sudo apt-get install emby-server
If you are on Fedora or CentOS, first install the epel repo:
yum install epel-release
Then, install Emby for CentOS or Fedora releases (check the directory path for your version of Fedora here) and replace "REPO_DIRECTORY" with it in the the following command:
wget http://download.opensuse.org/repositories/home:/emby/REPO_DIRECTORY/home:emby.repo -O /etc/yum.repos.d/emby.repo
yum install emby-server
For example, if you are on CentOS 7, the command will be:
wget http://download.opensuse.org/repositories/home:/emby/CentOS_7/home:emby.repo -O /etc/yum.repos.d/emby.repo
yum install emby-server
Arch users can install emby server from the community repository.
sudo pacman -S emby-server
During the installation process, you will come across this warning: "Emby by default runs under a user named “emby”. Please ensure that the user emby has read and write access to any folders you wish to add to your library. Otherwise please run emby under a different user."
Hit OK, and it will give you an option to change the user (see Figure 1 above).
You can change the user to an existing user on the system or create a new one. I would prefer to keep a separate user so that I can better manager permissions on my server.
Once the installation is finished, you may have to start the service, depending on your distro. Debian-based servers usually start the service automatically, but if you are on systemd-based systems such as Arch Linux, you will have to start the service using the following command:
sudo systemctl start emby-server
Once the server is running, you can open the Emby server in a browser :
You will be greeted by the window shown in Figure 2.
You can follow these steps to complete the configuration process.
1. Enter language
2. In this window you have to create a user so you can control which user has access to which media libraries.
Emby also offers a service similar to Plex Pass where you can use it to access the server from outside the local network or from mobile devices. You will notice a link to create Emby Connect account, at the bottom of the page. You will get a free trial of the service for a few weeks, after that you have to pay a fee to support the development work. However, Emby Connect is not required if you want to play it on local network using a browser, but I think it's needed if you use it on Amazon Fire TV or other such devices.
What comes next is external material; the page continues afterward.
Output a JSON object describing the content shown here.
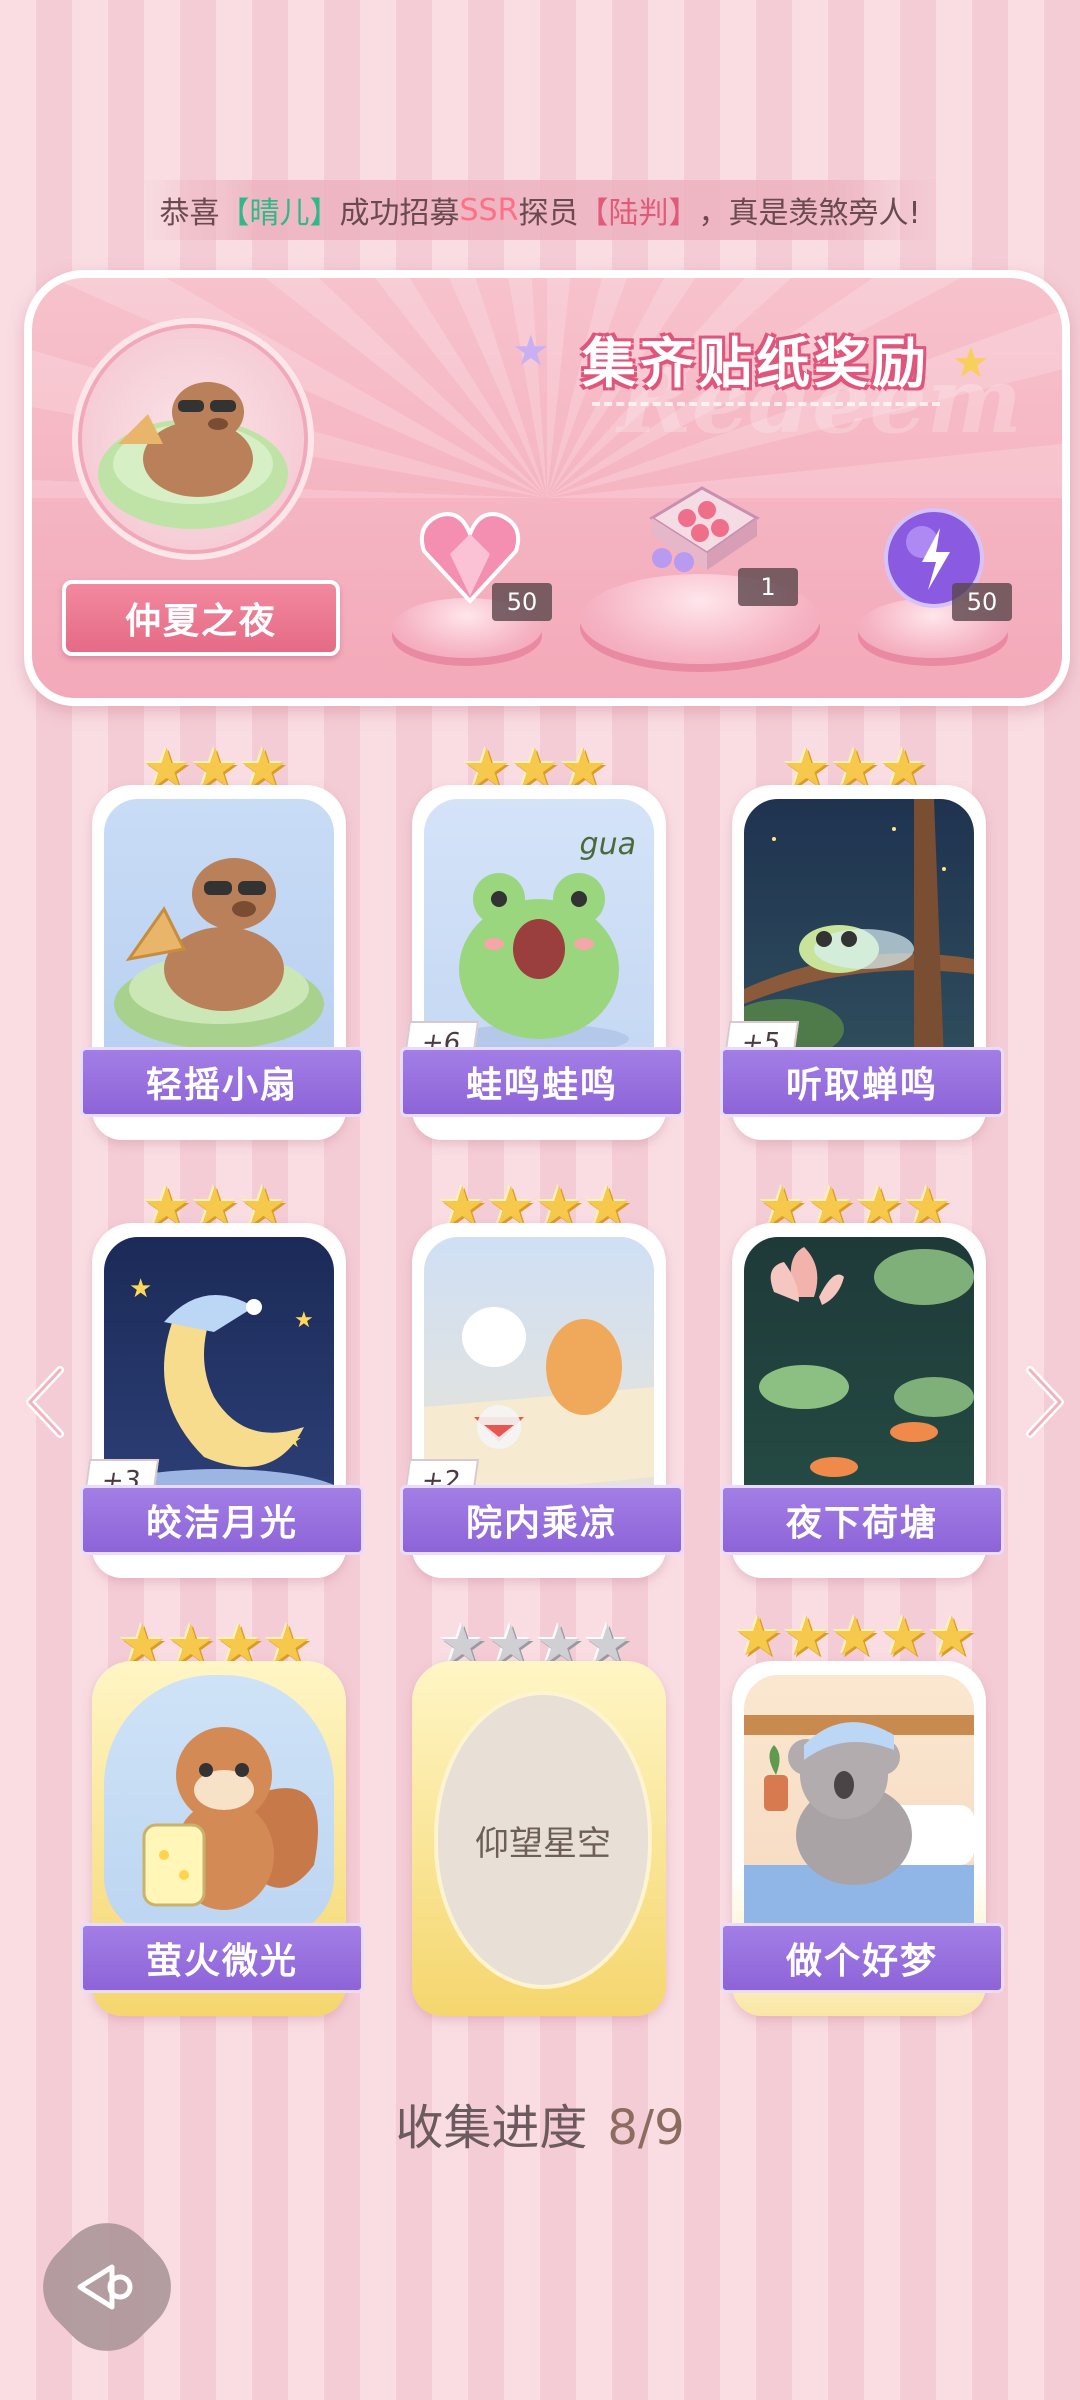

3. In the next window, you can start setting up the media library (Figure 3).
Click on the + button, choose the media type from the list and give it a name. You can add all the libraries, by media type, that you need. We will configure the location of media later.
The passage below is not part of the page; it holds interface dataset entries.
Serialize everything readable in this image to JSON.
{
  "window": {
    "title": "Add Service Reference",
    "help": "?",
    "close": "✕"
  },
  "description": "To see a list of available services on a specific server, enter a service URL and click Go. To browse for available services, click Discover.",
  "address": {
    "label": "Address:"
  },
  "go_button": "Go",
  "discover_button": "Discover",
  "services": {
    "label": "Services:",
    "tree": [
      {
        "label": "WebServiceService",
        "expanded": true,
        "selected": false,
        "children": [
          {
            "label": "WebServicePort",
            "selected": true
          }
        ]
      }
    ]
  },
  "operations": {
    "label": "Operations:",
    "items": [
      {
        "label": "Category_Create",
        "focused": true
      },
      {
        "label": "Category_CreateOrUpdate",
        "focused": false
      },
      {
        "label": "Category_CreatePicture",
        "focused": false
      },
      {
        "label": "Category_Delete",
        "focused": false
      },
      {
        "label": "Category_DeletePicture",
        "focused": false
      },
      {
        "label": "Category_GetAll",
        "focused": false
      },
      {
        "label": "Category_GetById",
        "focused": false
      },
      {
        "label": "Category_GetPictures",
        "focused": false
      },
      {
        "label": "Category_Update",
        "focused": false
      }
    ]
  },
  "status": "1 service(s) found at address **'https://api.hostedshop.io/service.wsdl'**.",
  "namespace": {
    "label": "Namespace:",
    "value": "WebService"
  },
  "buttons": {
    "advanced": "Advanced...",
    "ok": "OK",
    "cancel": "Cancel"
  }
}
4. Choose the preferred language for metadata
5. I skipped the Live TV Tuner settings page, as I don't have any TV tuner.
6. Accept the terms of service.
You can now log into your Emby media server. That's where you can further fine-tune the server and configure the location for media libraries (Figure 4).
Click on Library and choose the media type, then click on the + button on “Media Locations” and choose the path to the directory where videos, music, photos or other media is stored. You can play around to understand other settings. Once configured, you can now access your very own “Netflix & Pandora” on the local server using the server path.
Just open the browser on any PC connected to the local network and give the path to Emby server, as mentioned above. Log in to the user account and access your media (Figure 5).
If you want to access the server from outside the local network, just log into your account from this address: app.emby.media. Once logged in, go to the settings menu and provide it with the server IP of your Emby Server. Enjoy your media remotely!
You can also access the server from mobile devices using either the Emby app or UPnP/DLNA clients. The official Emby app is available for Android devices, along with Amazon's Fire TV. There is no client for iOS yet, but you can use VLC to play movies on the local network.
Go ahead, install Emby on your server and let us know what you think about it!